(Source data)
-----
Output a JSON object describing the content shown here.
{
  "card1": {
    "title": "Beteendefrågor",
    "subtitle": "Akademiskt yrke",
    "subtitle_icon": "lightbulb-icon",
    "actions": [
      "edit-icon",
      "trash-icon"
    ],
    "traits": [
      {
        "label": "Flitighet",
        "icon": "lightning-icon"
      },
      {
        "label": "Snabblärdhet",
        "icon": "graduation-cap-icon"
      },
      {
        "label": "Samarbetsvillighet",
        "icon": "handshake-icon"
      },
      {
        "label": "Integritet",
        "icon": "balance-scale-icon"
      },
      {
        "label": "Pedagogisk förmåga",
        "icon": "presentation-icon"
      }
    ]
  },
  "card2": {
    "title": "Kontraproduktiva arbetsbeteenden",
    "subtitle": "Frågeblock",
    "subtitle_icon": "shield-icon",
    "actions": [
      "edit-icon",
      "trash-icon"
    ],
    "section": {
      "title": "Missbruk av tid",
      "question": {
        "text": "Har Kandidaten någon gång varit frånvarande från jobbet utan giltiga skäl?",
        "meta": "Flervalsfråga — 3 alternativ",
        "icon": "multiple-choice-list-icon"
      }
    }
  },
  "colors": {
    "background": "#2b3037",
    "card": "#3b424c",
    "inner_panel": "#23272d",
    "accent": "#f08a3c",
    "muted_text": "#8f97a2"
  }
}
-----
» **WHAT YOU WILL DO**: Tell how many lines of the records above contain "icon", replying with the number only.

» **EXERCISE RESPONSE**: 12